Despite their successful careers, both magazines were eventually discontinued, as is common amongst smaller university publications. Icarus, however, succeeds them both. Since its inception in 1950, Icarus has run longer than either Kottabos or the Dublin University Magazine and boasts contributors and editors of equal consequence. These include Seamus Heaney and Frank O’Connor. As it enters its 74th year, I sat down with the editors, Charlotte Moore and Eloise Rodger, to reflect on the importance of the journal.
The reason for its longevity, Rodger said, could be attributed to the “feeling of universality” it possesses, which “allows it to rise beyond various years, beyond various social groups”. Agreeing, Moore added: “There are no confines. Icarus is not only looking for the modern and the now but instead for what people around Icarus are making regardless of any other draw or pull.”
Notwithstanding its name, Icarus has largely departed from the classical roots from which many Trinity publications germinated. “We’re in such an era of free verse,” Rodger says. Forms and ideas may have been freed from the strictness of the past but the same value is placed on skill and precision as in any other epoch. Both Moore and Rodger are interested “in quietudes, in subtlety,” in work that “feels very intentional, slowly created, created with thought and patience and new ideas”. Icarus accepts poems, short stories, essays, drama, visual art and work that blurs the boundaries between these categories: “It’s art – it includes any kind of creative surge.”
We spoke about the impact social media has on literature. In the age of technology, when everyone has the power to publish their work online without restraint, we agreed that part of the beauty of the printed word is its tangibility, as opposed to unrestrained digital echo chambers. To be published in Icarus is no easy feat, unlike clicking ‘post’ on Instagram. The journal maintains the same standard of excellence as its ancestors and, as such, wants to provide the same opportunities granted to those who came before. Events will be an integral part of this co-editorship: “We want it to be that if you get into Icarus it means that you meet people – be it publishers, writers or other students on campus who have similar interests.” If ever a pairing was fated, you can trust it was Moore and Rodger. Their complementary visions coupled with their love of the written word make it clear that Icarus has fallen into the right hands.

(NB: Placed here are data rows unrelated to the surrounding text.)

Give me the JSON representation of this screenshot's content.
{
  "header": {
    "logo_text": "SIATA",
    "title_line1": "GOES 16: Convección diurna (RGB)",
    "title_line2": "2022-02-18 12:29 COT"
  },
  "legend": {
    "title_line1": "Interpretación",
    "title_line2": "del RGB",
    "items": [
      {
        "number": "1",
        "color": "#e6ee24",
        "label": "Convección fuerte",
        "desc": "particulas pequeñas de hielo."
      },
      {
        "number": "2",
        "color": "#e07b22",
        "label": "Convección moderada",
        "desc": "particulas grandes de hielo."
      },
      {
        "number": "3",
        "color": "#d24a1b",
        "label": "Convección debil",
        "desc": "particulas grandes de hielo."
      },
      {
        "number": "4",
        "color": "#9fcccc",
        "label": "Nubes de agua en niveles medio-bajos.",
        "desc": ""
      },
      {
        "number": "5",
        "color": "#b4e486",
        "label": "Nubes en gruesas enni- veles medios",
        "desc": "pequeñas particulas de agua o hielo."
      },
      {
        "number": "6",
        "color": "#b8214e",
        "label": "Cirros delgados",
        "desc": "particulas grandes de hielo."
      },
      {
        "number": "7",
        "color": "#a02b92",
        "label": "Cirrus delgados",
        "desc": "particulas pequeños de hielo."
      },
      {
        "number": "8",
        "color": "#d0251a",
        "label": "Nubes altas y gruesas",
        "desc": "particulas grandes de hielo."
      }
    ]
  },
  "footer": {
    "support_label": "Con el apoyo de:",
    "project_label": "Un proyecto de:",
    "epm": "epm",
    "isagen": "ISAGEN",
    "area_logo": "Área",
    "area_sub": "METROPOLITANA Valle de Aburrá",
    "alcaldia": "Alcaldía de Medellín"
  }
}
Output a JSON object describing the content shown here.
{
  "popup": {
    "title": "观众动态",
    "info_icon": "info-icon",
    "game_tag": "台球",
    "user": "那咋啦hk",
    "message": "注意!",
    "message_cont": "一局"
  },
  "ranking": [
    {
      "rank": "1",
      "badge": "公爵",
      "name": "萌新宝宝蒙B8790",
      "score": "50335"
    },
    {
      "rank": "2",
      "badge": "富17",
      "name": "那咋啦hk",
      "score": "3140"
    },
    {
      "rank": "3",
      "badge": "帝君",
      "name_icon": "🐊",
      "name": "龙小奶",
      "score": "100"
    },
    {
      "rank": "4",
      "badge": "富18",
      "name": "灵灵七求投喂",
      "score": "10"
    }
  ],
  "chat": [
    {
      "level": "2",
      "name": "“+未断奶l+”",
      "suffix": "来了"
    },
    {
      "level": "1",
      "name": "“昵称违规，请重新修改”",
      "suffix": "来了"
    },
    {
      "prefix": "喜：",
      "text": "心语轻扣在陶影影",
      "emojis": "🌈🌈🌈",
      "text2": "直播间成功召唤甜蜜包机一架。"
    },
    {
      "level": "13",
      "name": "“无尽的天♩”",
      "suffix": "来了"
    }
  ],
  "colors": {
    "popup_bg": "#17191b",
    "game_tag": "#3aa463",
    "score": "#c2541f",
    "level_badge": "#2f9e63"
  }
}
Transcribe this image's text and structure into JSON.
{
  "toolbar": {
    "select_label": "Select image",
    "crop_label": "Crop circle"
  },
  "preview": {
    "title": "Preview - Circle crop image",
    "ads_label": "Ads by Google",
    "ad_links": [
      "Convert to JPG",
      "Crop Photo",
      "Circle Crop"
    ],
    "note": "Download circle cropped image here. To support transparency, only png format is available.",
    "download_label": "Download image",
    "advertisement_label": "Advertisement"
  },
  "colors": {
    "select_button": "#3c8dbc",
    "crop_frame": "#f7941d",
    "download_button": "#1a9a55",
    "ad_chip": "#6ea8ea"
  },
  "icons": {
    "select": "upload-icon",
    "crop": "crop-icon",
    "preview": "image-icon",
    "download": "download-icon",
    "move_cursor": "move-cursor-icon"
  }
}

The past has cemented Trinity’s pillar in the pantheon of literature. Icarus offers students an opportunity to add another. Moore was right in saying that “you don’t know who you could be publishing and what they could go on to do”. The editors of Kottabos and the Dublin University Magazine couldn’t have known what their contributors would go on to do, either.